“Based on the operating experience of existing Credit bureaus, a sustainable operation needs in excess of 250,000 credit inquiries per annum,” the Central Bank said.
“Otherwise, the cost of capital is too high, and the subsequent cost of individual credit reports prohibitively expensive.”
As a result, the World Bank’s International Finance Corporation (IFC) had recommended that the Bahamas employ an ‘offshore model’ for its Credit Bureau “where an existing service provider would leverage its existing systems outside the Bahamas to serve the Bahamian market”.
The CBA said it knew that the Credit Reporting Bill 2014 and Credit Reporting Regulations 2014 will call for additional reporting requirements.
The Credit Bureau provider will be selected via a Request for Proposal, with the Central Bank responsible for both its licensing and regulation.
Banks, insurance companies, financial and corporate services providers, credit unions, the Bahamas Mortgage Corporation and other mortgage lenders will be required by law to provide information on their borrowers to the Credit Bureau, the Central Bank said.
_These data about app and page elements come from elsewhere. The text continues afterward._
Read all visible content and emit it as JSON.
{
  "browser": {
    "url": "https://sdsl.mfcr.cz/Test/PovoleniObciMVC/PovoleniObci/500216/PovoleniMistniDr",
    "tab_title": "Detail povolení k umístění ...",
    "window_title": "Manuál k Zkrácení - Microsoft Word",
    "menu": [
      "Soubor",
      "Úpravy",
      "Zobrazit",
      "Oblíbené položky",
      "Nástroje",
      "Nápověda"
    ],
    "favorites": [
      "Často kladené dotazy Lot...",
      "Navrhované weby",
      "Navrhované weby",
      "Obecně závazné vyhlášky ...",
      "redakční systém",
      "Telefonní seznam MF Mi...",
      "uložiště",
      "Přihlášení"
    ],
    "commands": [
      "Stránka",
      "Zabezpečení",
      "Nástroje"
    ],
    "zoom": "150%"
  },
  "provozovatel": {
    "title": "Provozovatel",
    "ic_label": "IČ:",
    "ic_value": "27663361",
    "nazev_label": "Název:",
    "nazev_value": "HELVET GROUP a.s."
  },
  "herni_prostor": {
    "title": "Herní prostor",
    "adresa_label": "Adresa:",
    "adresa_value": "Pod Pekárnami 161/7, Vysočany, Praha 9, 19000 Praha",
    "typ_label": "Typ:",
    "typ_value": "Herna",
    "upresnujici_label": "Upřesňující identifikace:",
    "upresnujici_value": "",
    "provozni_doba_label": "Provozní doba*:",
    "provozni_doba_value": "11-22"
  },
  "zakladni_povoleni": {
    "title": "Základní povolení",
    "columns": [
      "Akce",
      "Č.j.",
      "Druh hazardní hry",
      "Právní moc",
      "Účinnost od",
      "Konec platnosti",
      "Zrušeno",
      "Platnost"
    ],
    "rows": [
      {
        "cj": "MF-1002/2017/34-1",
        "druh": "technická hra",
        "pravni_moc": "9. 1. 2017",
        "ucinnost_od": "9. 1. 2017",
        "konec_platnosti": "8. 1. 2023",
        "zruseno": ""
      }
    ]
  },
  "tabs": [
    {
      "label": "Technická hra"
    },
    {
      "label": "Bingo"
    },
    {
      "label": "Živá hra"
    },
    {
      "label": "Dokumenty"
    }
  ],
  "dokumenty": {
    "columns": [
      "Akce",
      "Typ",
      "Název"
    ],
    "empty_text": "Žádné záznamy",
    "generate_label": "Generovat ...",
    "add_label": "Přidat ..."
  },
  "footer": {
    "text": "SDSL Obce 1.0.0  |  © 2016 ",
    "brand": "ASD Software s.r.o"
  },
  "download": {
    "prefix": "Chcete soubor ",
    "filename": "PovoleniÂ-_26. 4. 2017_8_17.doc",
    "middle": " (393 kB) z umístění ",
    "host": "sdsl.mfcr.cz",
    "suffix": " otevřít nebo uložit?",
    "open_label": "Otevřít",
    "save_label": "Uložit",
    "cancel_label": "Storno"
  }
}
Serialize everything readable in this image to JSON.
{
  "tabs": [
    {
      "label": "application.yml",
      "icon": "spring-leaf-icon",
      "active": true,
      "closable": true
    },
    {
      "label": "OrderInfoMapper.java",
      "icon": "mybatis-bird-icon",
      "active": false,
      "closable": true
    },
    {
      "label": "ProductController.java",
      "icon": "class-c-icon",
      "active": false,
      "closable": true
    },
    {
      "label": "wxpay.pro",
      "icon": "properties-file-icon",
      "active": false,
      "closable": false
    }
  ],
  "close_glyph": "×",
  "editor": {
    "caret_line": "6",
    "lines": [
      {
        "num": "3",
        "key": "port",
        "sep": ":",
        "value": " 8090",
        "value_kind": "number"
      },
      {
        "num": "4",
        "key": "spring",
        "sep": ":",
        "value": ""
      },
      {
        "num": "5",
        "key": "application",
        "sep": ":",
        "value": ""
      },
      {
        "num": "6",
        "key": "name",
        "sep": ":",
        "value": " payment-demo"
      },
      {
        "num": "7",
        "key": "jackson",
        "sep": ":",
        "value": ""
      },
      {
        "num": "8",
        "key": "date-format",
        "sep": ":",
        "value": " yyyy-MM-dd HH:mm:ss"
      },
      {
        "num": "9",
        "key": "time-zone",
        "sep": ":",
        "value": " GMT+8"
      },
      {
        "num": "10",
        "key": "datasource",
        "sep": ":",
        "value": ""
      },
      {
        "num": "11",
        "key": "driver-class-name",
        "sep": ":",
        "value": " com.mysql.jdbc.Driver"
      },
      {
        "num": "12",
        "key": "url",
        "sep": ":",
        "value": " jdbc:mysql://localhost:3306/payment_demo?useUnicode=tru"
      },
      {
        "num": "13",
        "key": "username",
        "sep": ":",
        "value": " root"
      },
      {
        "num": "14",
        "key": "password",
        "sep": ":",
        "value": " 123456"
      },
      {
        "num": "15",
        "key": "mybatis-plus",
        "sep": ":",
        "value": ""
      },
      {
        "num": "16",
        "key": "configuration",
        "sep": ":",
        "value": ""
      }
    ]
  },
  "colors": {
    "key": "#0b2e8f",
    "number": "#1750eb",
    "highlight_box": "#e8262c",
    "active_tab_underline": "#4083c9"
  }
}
It did not mention whether web shops, which have built up a mortgage/loan portfolio said by some sources to be worth $100 million, would have to report to the Credit Bureau.
But the Central Bank is keeping its options open elsewhere, saying it “may require” other credit providers and utilities, such as the Bahamas Telecommunications Company (BTC), Cable Bahamas, the Bahamas Electricity Corporation (BEC), the Water & Sewerage Corporation, plus retailers who sell on hire purchase; the National Insurance Board (NIB) and the Companies Registry to supply client details.
The Bills “afford consumers rights” when it comes to data protection and privacy, while a National Credit Reporting Review Commission will be created to hear consumer appeals and review the Credit Bureau’s actions.
Among the information provided by a lender to the Credit Bureau is the nature and amount of the loans granted to a borrower; the security taken for them; nature of any guarantees; and any information on the borrower’s income, creditworthiness and financial transaction history.
It is unclear, though, from the explanatory notes, how far back the Credit Bureau will go, in terms of borrowers’ histories, when it comes to obtaining initial set-up information.